American art historian, critic, and teacher of Lithuanian birth. An archetypal Jewish émigré, he arrived in the USA at the age of three. In 1920 he entered Columbia College, New York, where, having concluded that he would never succeed as a practising artist, he studied languages, mathematics, literature, anthropology, philosophy, and art history. He received his BA in art history and philosophy in 1924. His doctoral dissertation, on the early 12th-century cloister and portal of the abbey of St Pierre, Moissac, in south-western France, was accepted by Columbia in 1929. Two years later part of his dissertation was published in the Art Bulletin, from which time Schapiro was widely acknowledged as a scholar of Romanesque sculpture. However, his interests were always more wide-ranging, and from an early age he was committed to the ‘deep connections of art with the totality of culture’. He was equally renowned for his knowledge of 19th- and early 20th-century art, as well as for his friendships with contemporary artists. He was also one of the first art historians influenced by literary criticism, leading to his publication in ...

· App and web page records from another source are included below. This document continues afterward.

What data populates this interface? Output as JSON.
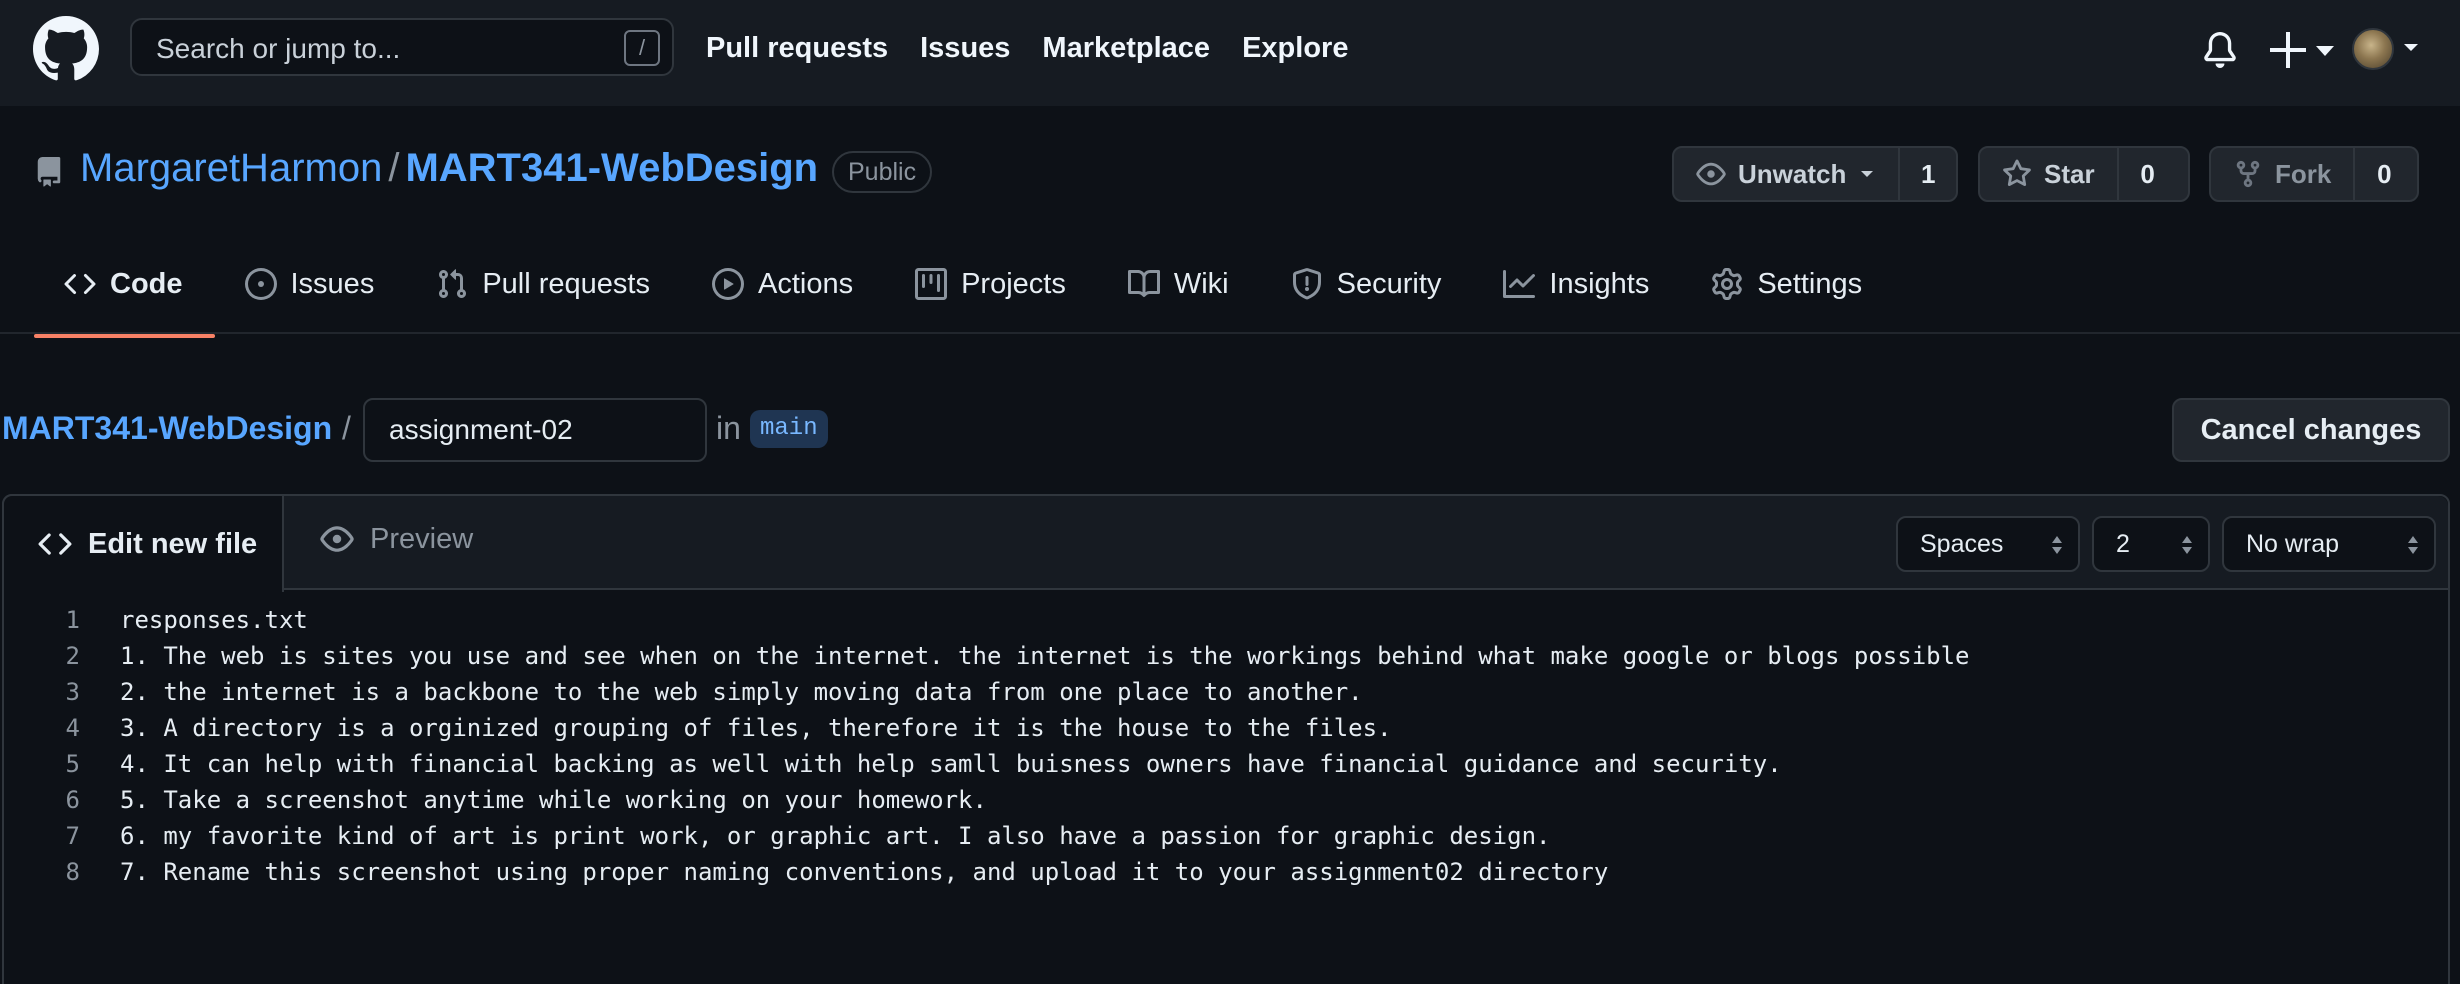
{
  "header": {
    "search_placeholder": "Search or jump to...",
    "search_shortcut": "/",
    "nav": [
      "Pull requests",
      "Issues",
      "Marketplace",
      "Explore"
    ]
  },
  "repo": {
    "owner": "MargaretHarmon",
    "separator": "/",
    "name": "MART341-WebDesign",
    "visibility": "Public",
    "watch": {
      "label": "Unwatch",
      "count": "1"
    },
    "star": {
      "label": "Star",
      "count": "0"
    },
    "fork": {
      "label": "Fork",
      "count": "0"
    }
  },
  "tabs": [
    {
      "label": "Code",
      "icon": "code-icon",
      "active": true
    },
    {
      "label": "Issues",
      "icon": "issue-icon"
    },
    {
      "label": "Pull requests",
      "icon": "pull-request-icon"
    },
    {
      "label": "Actions",
      "icon": "play-icon"
    },
    {
      "label": "Projects",
      "icon": "project-icon"
    },
    {
      "label": "Wiki",
      "icon": "book-icon"
    },
    {
      "label": "Security",
      "icon": "shield-icon"
    },
    {
      "label": "Insights",
      "icon": "graph-icon"
    },
    {
      "label": "Settings",
      "icon": "gear-icon"
    }
  ],
  "edit": {
    "repo_link": "MART341-WebDesign",
    "separator": "/",
    "filename": "assignment-02",
    "in_label": "in",
    "branch": "main",
    "cancel_label": "Cancel changes"
  },
  "editor": {
    "edit_tab": "Edit new file",
    "preview_tab": "Preview",
    "indent_mode": "Spaces",
    "indent_size": "2",
    "wrap_mode": "No wrap",
    "lines": [
      {
        "n": "1",
        "text": "responses.txt"
      },
      {
        "n": "2",
        "text": "1. The web is sites you use and see when on the internet. the internet is the workings behind what make google or blogs possible"
      },
      {
        "n": "3",
        "text": "2. the internet is a backbone to the web simply moving data from one place to another."
      },
      {
        "n": "4",
        "text": "3. A directory is a orginized grouping of files, therefore it is the house to the files."
      },
      {
        "n": "5",
        "text": "4. It can help with financial backing as well with help samll buisness owners have financial guidance and security."
      },
      {
        "n": "6",
        "text": "5. Take a screenshot anytime while working on your homework."
      },
      {
        "n": "7",
        "text": "6. my favorite kind of art is print work, or graphic art. I also have a passion for graphic design."
      },
      {
        "n": "8",
        "text": "7. Rename this screenshot using proper naming conventions, and upload it to your assignment02 directory"
      }
    ]
  },
  "colors": {
    "background": "#0d1117",
    "header_bg": "#161b22",
    "link": "#58a6ff",
    "active_tab_underline": "#f78166",
    "border": "#30363d"
  }
}
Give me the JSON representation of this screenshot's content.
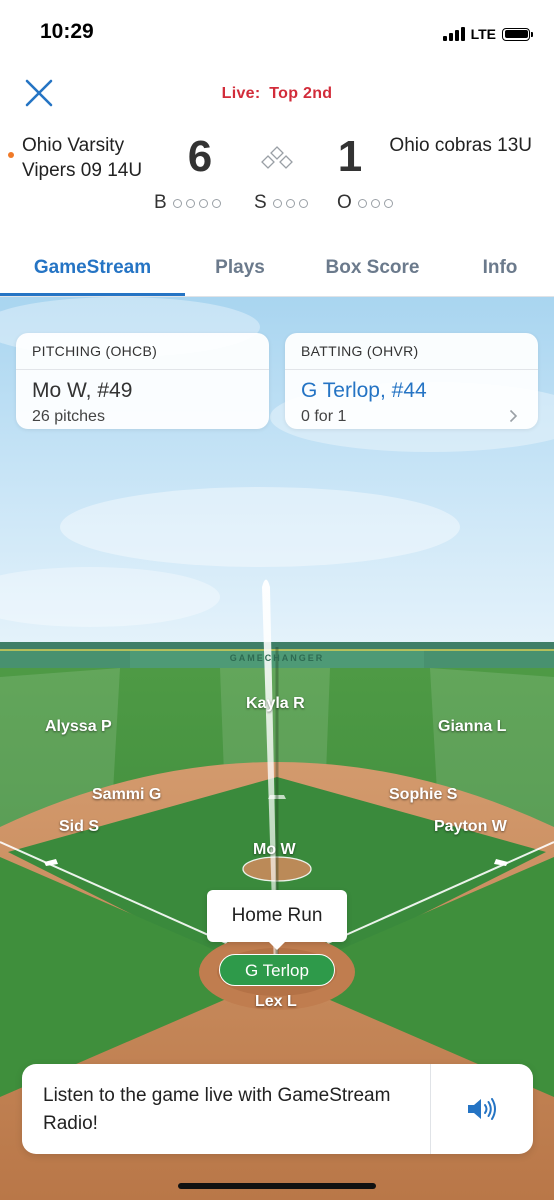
{
  "status_bar": {
    "time": "10:29",
    "network": "LTE"
  },
  "header": {
    "live_label": "Live:",
    "inning": "Top 2nd",
    "away_team": "Ohio Varsity Vipers 09 14U",
    "away_score": "6",
    "home_team": "Ohio cobras 13U",
    "home_score": "1",
    "count": {
      "balls_label": "B",
      "strikes_label": "S",
      "outs_label": "O",
      "balls": 0,
      "strikes": 0,
      "outs": 0
    }
  },
  "tabs": [
    {
      "label": "GameStream",
      "active": true
    },
    {
      "label": "Plays",
      "active": false
    },
    {
      "label": "Box Score",
      "active": false
    },
    {
      "label": "Info",
      "active": false
    }
  ],
  "pitching_card": {
    "title": "PITCHING (OHCB)",
    "name": "Mo W, #49",
    "sub": "26 pitches"
  },
  "batting_card": {
    "title": "BATTING (OHVR)",
    "name": "G Terlop, #44",
    "sub": "0 for 1"
  },
  "field": {
    "wall_text": "GAMECHANGER",
    "players": {
      "cf": "Kayla R",
      "lf": "Alyssa P",
      "rf": "Gianna L",
      "ss": "Sammi G",
      "second": "Sophie S",
      "third": "Sid S",
      "first": "Payton W",
      "pitcher": "Mo W",
      "catcher": "Lex L"
    },
    "batter": "G Terlop",
    "play_result": "Home Run"
  },
  "radio": {
    "text": "Listen to the game live with GameStream Radio!"
  },
  "colors": {
    "accent": "#2574c4",
    "live": "#d22c3a",
    "grass": "#3f8f3c",
    "dirt": "#c98a5c"
  }
}
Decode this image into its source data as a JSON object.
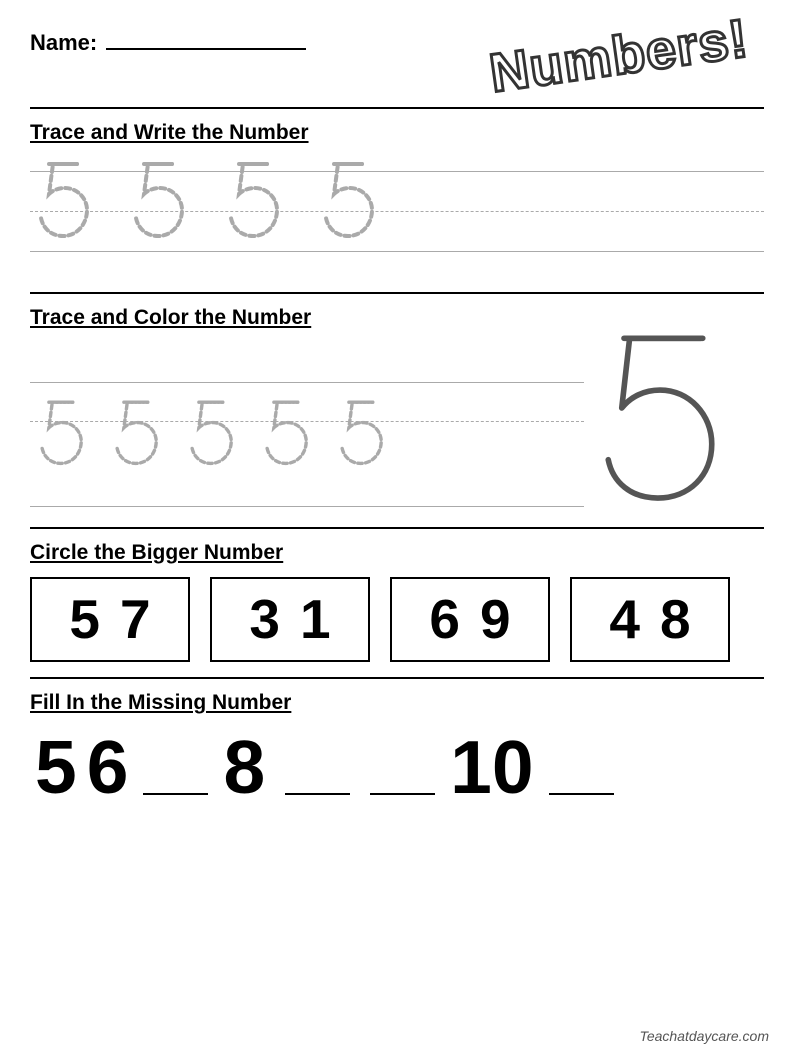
{
  "header": {
    "name_label": "Name:",
    "title": "Numbers!"
  },
  "section1": {
    "title": "Trace and Write the Number",
    "numbers": [
      "5",
      "5",
      "5",
      "5"
    ]
  },
  "section2": {
    "title": "Trace and Color the Number",
    "numbers": [
      "5",
      "5",
      "5",
      "5",
      "5"
    ],
    "big_number": "5"
  },
  "section3": {
    "title": "Circle the Bigger Number",
    "pairs": [
      {
        "left": "5",
        "right": "7"
      },
      {
        "left": "3",
        "right": "1"
      },
      {
        "left": "6",
        "right": "9"
      },
      {
        "left": "4",
        "right": "8"
      }
    ]
  },
  "section4": {
    "title": "Fill In the Missing Number",
    "sequence": [
      "5",
      "6",
      "_",
      "8",
      "_",
      "_",
      "10",
      "_"
    ]
  },
  "watermark": "Teachatdaycare.com"
}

Article

Monica McTighe

(b New York City, Jan 16, 1933; d New York City, Dec 28, 2004).

American writer and critic. Born Susan Rosenblatt in New York City, she was raised in Arizona and California. She entered college at the age of 15 and received a BA from the University of Chicago in 1951. She earned MA degrees in English and Philosophy from Harvard University in 1954 and 1955, respectively. In the late 1950s she attended Oxford University for a year. Sontag married sociologist Philip Rieff in 1951 with whom she had a son. After their divorce she settled in New York City. Sontag was a noted cultural critic and public intellectual. Although best known for her essays, especially ‘Notes on Camp’ published in Partisan Review in 1964, she also wrote books of non-fiction, novels, and plays, and directed theatre productions and films.

Sontag’s On Photography (1977) earned her a reputation as an influential critic of photography. The book won the National Book Critics Circle Award in ...

Article

Jaynie Anderson

(b Berlin, May 14, 1900; d London, Sept 12, 1971).

German art historian active in Germany, the USA, and England. His work transcends the conventional categories of academic specialization, combining philosophical and aesthetic insight with a sensitive eye and an exceptional range of historical and literary learning. He studied Classics, philosophy, and art history in Berlin, Freiburg, and Vienna, obtaining his DPhil in 1922 in Hamburg under Erwin Panofsky with a thesis on the relation between aesthetic appreciation and historical scholarship. The neo-Kantian influence of Ernst Cassirer in Hamburg was soon superseded by the pragmatism of Charles S. Pierce, which he encountered while teaching philosophy at North Carolina (1925–7). On his return to Hamburg as research assistant at the Bibliothek Warburg, this pragmatism was infused with Aby Warburg’s concept of cultural history, interest in the psychological potency of images, and fascination with significant detail. The close relationship between the two men is documented in Warburg’s diaries. After submitting his anti-Kantian treatise, ...